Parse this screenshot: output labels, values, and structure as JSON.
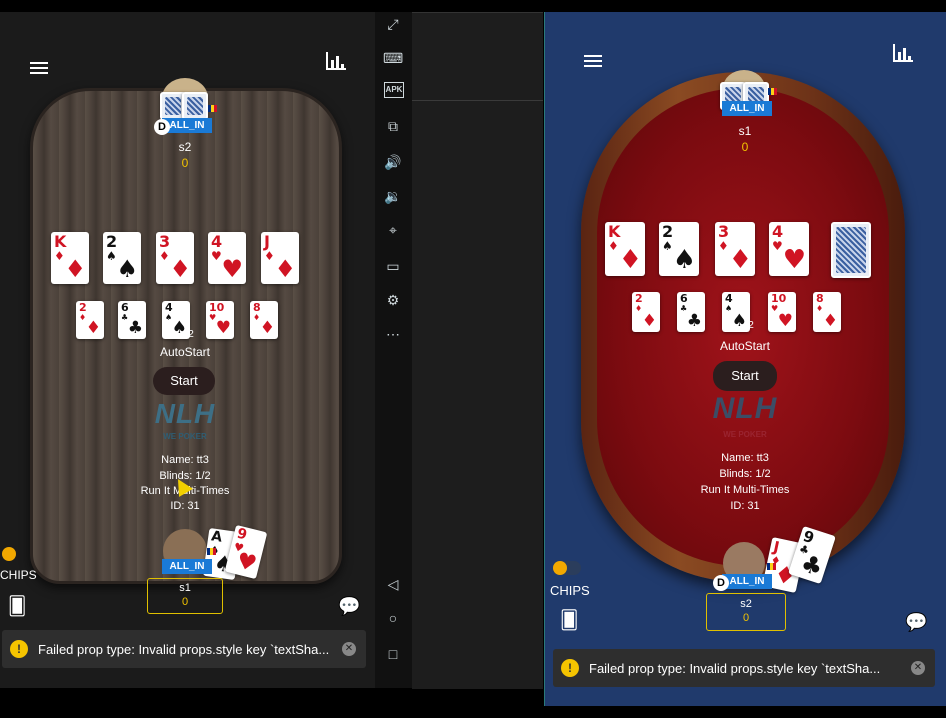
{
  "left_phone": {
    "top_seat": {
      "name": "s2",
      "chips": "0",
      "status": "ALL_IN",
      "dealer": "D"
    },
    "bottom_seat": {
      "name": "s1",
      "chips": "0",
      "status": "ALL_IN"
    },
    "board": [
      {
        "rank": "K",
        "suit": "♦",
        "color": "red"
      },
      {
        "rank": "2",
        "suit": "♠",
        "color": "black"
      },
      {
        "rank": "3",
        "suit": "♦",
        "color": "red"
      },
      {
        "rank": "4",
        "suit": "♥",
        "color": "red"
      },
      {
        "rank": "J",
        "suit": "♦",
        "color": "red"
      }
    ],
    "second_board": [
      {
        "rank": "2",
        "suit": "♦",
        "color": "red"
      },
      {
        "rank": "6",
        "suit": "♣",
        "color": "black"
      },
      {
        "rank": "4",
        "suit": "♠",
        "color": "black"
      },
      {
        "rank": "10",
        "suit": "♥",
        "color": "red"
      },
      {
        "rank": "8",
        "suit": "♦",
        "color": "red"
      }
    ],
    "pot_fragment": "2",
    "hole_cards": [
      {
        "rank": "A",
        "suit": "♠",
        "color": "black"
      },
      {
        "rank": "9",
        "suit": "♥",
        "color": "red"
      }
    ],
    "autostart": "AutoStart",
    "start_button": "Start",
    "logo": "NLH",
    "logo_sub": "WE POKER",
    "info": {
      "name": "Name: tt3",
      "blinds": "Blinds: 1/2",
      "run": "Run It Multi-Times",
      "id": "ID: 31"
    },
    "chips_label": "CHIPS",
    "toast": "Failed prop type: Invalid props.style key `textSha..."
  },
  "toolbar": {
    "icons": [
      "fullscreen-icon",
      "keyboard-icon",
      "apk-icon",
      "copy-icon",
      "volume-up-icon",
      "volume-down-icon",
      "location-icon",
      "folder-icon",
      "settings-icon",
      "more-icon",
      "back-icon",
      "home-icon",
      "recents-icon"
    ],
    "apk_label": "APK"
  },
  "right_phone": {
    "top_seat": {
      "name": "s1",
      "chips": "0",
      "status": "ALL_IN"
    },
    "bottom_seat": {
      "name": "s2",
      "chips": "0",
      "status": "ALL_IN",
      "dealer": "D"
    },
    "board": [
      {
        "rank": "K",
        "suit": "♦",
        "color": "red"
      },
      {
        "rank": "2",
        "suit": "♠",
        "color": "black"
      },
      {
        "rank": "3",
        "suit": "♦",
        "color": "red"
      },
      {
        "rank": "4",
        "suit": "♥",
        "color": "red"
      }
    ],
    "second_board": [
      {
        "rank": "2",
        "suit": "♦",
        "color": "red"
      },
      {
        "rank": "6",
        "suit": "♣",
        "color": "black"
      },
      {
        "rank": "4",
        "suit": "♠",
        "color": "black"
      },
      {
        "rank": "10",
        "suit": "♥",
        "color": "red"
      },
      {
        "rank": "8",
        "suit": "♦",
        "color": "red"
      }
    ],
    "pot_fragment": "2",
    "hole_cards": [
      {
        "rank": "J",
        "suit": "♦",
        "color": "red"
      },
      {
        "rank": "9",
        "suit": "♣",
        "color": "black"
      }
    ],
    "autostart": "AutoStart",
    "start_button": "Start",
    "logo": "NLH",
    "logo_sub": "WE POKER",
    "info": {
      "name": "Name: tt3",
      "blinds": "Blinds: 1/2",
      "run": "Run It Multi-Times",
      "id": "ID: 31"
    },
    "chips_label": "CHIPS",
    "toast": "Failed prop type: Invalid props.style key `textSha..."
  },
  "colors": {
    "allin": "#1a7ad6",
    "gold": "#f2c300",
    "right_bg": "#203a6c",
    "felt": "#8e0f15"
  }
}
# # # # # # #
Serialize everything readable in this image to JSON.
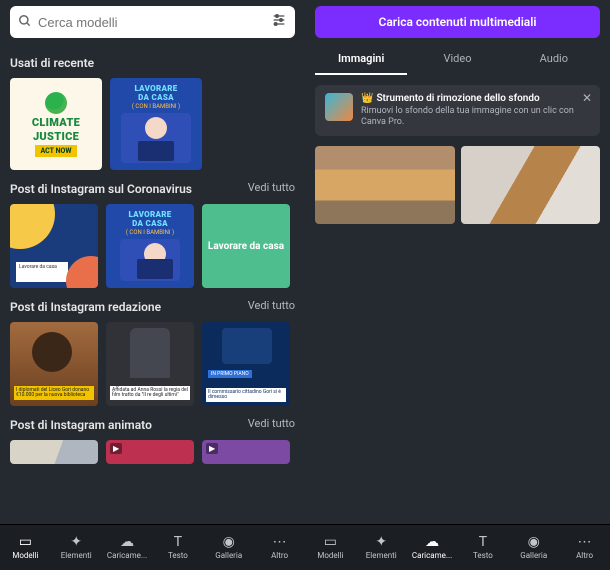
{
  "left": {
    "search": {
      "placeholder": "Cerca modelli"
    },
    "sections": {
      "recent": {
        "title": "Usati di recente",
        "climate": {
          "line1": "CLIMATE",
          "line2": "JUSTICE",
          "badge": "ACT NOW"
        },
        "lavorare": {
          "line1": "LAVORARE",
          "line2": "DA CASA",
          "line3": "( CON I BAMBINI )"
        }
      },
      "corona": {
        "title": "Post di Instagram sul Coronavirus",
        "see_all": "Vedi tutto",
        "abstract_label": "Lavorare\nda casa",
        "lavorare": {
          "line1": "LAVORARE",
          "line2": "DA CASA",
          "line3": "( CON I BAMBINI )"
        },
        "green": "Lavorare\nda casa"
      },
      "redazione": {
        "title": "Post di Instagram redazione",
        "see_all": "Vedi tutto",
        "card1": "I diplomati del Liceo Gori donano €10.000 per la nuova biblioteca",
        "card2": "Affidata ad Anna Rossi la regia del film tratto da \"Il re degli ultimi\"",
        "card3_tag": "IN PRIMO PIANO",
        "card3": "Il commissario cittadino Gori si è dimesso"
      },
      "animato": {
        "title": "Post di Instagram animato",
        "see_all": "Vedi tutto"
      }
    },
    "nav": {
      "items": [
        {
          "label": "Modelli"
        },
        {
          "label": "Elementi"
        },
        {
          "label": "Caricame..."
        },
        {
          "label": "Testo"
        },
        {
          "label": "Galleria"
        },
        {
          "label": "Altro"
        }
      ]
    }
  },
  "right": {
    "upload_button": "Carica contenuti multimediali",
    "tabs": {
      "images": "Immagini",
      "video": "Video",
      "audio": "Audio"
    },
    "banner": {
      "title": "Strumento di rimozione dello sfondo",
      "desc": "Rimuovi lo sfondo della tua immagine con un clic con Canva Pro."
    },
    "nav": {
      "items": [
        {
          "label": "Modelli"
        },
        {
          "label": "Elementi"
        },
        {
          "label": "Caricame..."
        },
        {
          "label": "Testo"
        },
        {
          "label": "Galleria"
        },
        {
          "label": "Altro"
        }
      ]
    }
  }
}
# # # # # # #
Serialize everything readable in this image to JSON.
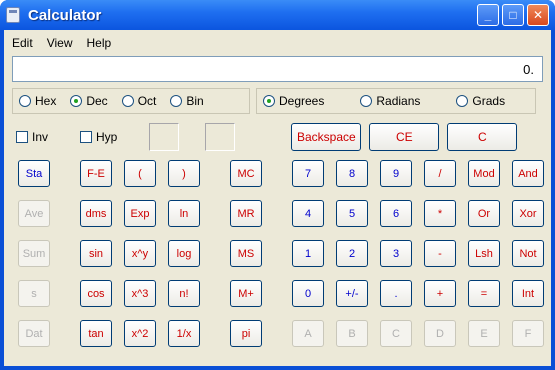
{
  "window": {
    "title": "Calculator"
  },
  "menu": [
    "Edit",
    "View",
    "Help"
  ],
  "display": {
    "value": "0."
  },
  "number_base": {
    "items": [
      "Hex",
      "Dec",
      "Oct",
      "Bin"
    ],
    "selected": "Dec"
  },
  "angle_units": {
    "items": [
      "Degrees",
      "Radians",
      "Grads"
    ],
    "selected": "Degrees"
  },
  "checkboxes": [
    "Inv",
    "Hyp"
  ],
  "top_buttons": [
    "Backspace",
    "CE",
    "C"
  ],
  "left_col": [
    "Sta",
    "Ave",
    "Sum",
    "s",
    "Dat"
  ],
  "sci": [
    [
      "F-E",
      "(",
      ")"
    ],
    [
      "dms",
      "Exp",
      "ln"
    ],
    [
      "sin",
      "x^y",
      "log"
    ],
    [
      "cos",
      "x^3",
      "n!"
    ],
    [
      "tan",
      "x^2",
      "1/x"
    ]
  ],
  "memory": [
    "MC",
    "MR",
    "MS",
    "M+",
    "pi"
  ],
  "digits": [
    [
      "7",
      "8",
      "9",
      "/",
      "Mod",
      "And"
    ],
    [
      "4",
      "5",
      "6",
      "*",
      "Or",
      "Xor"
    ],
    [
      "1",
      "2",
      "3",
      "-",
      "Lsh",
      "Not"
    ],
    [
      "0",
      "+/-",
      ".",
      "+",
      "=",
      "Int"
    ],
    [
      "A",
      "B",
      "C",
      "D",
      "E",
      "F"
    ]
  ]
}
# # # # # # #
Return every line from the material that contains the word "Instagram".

        "title": "Post di Instagram sul Coronavirus",
        "title": "Post di Instagram redazione",
        "title": "Post di Instagram animato",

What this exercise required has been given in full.